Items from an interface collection
• • • • • • •

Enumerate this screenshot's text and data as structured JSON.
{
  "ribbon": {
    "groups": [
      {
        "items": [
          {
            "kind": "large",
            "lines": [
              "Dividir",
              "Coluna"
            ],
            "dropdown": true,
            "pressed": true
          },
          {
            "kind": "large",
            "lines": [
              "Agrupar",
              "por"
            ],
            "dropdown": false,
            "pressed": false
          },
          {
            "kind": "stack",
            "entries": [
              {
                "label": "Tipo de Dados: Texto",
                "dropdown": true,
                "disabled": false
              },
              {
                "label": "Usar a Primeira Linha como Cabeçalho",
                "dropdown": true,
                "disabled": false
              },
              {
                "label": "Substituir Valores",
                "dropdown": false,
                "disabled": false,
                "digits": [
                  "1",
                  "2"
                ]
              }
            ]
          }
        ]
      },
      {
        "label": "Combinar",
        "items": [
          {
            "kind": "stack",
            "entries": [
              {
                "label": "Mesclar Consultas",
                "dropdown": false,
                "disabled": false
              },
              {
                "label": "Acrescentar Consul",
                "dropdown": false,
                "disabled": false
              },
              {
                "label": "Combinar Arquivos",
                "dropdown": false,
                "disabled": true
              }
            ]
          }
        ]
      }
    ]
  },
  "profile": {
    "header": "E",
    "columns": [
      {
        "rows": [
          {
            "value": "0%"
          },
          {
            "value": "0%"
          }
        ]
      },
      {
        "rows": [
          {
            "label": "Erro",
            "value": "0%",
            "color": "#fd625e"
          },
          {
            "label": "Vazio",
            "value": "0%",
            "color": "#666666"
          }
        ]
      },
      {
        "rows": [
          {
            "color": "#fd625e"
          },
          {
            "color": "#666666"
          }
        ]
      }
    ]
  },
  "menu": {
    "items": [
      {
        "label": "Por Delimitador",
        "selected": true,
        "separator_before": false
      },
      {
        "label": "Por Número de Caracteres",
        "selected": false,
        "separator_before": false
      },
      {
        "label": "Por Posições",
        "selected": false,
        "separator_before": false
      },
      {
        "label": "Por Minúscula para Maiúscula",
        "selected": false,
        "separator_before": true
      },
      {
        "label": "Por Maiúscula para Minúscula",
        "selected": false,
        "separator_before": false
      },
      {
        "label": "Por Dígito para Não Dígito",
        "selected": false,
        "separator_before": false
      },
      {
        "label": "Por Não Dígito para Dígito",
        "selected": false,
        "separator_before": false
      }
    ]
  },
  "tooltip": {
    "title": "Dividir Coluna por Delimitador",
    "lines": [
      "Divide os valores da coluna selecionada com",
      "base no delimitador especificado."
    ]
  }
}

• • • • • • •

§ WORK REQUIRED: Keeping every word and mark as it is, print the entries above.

§ RESPONSE TO THE TASK:
Enumerate this screenshot's text and data as structured JSON.
{
  "ribbon": {
    "groups": [
      {
        "items": [
          {
            "kind": "large",
            "lines": [
              "Dividir",
              "Coluna"
            ],
            "dropdown": true,
            "pressed": true
          },
          {
            "kind": "large",
            "lines": [
              "Agrupar",
              "por"
            ],
            "dropdown": false,
            "pressed": false
          },
          {
            "kind": "stack",
            "entries": [
              {
                "label": "Tipo de Dados: Texto",
                "dropdown": true,
                "disabled": false
              },
              {
                "label": "Usar a Primeira Linha como Cabeçalho",
                "dropdown": true,
                "disabled": false
              },
              {
                "label": "Substituir Valores",
                "dropdown": false,
                "disabled": false,
                "digits": [
                  "1",
                  "2"
                ]
              }
            ]
          }
        ]
      },
      {
        "label": "Combinar",
        "items": [
          {
            "kind": "stack",
            "entries": [
              {
                "label": "Mesclar Consultas",
                "dropdown": false,
                "disabled": false
              },
              {
                "label": "Acrescentar Consul",
                "dropdown": false,
                "disabled": false
              },
              {
                "label": "Combinar Arquivos",
                "dropdown": false,
                "disabled": true
              }
            ]
          }
        ]
      }
    ]
  },
  "profile": {
    "header": "E",
    "columns": [
      {
        "rows": [
          {
            "value": "0%"
          },
          {
            "value": "0%"
          }
        ]
      },
      {
        "rows": [
          {
            "label": "Erro",
            "value": "0%",
            "color": "#fd625e"
          },
          {
            "label": "Vazio",
            "value": "0%",
            "color": "#666666"
          }
        ]
      },
      {
        "rows": [
          {
            "color": "#fd625e"
          },
          {
            "color": "#666666"
          }
        ]
      }
    ]
  },
  "menu": {
    "items": [
      {
        "label": "Por Delimitador",
        "selected": true,
        "separator_before": false
      },
      {
        "label": "Por Número de Caracteres",
        "selected": false,
        "separator_before": false
      },
      {
        "label": "Por Posições",
        "selected": false,
        "separator_before": false
      },
      {
        "label": "Por Minúscula para Maiúscula",
        "selected": false,
        "separator_before": true
      },
      {
        "label": "Por Maiúscula para Minúscula",
        "selected": false,
        "separator_before": false
      },
      {
        "label": "Por Dígito para Não Dígito",
        "selected": false,
        "separator_before": false
      },
      {
        "label": "Por Não Dígito para Dígito",
        "selected": false,
        "separator_before": false
      }
    ]
  },
  "tooltip": {
    "title": "Dividir Coluna por Delimitador",
    "lines": [
      "Divide os valores da coluna selecionada com",
      "base no delimitador especificado."
    ]
  }
}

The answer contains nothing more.